■ Listed records:
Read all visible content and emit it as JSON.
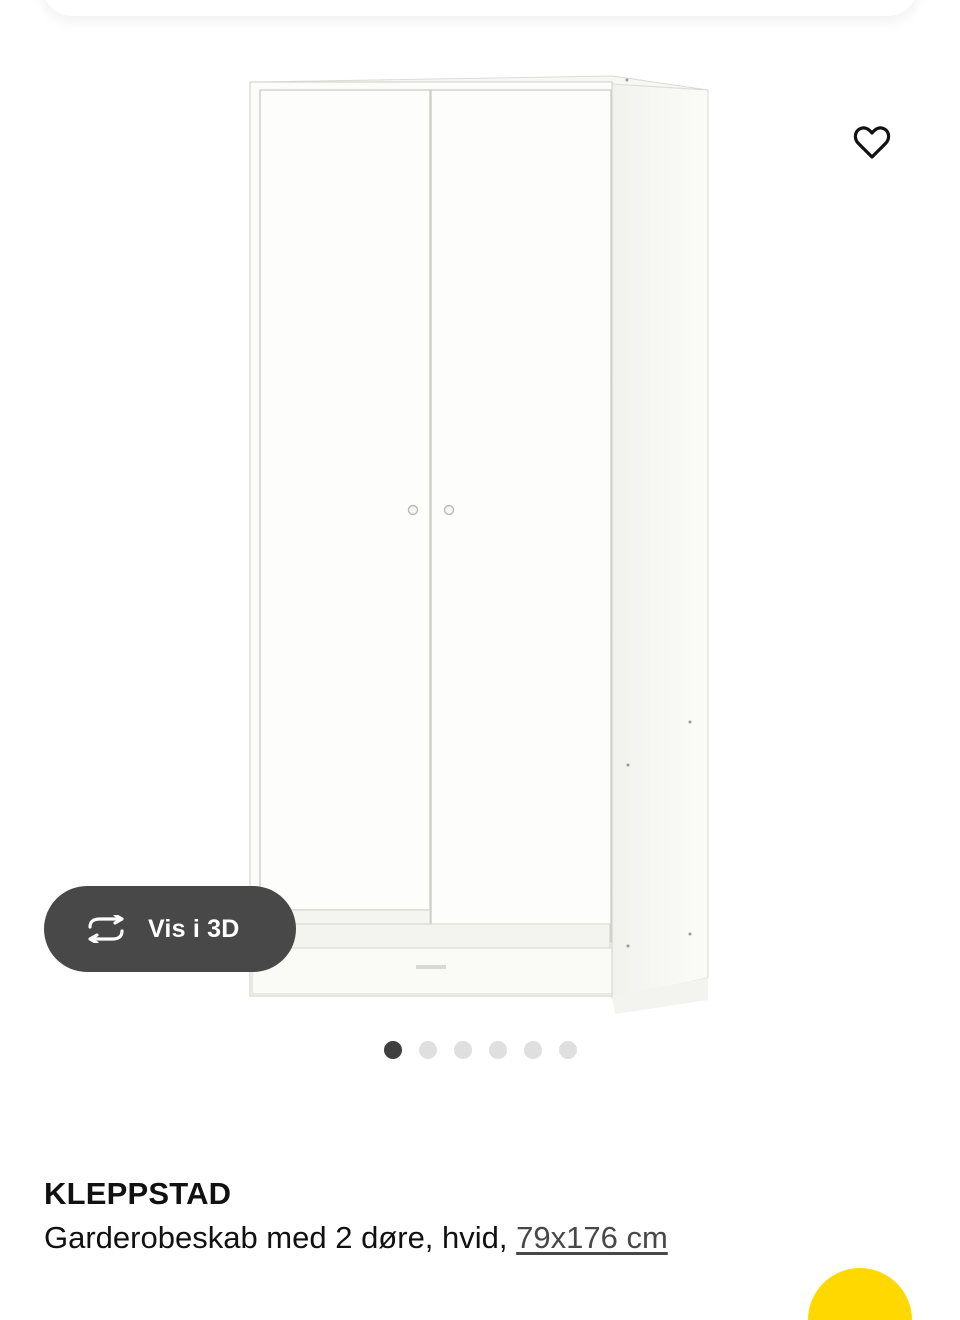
{
  "gallery": {
    "image_alt": "wardrobe-image",
    "favorite_icon": "heart-outline-icon",
    "view_3d": {
      "icon": "rotate-3d-icon",
      "label": "Vis i 3D"
    },
    "dots": {
      "count": 6,
      "active_index": 0
    }
  },
  "product": {
    "name": "KLEPPSTAD",
    "description": "Garderobeskab med 2 døre, hvid, ",
    "size": "79x176 cm"
  },
  "colors": {
    "button_bg": "#484848",
    "active_dot": "#3f3f3f",
    "inactive_dot": "#dfdfdf",
    "accent_yellow": "#ffd800"
  }
}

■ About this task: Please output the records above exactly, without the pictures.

■ Exercise answer:
Read all visible content and emit it as JSON.
{
  "gallery": {
    "image_alt": "wardrobe-image",
    "favorite_icon": "heart-outline-icon",
    "view_3d": {
      "icon": "rotate-3d-icon",
      "label": "Vis i 3D"
    },
    "dots": {
      "count": 6,
      "active_index": 0
    }
  },
  "product": {
    "name": "KLEPPSTAD",
    "description": "Garderobeskab med 2 døre, hvid, ",
    "size": "79x176 cm"
  },
  "colors": {
    "button_bg": "#484848",
    "active_dot": "#3f3f3f",
    "inactive_dot": "#dfdfdf",
    "accent_yellow": "#ffd800"
  }
}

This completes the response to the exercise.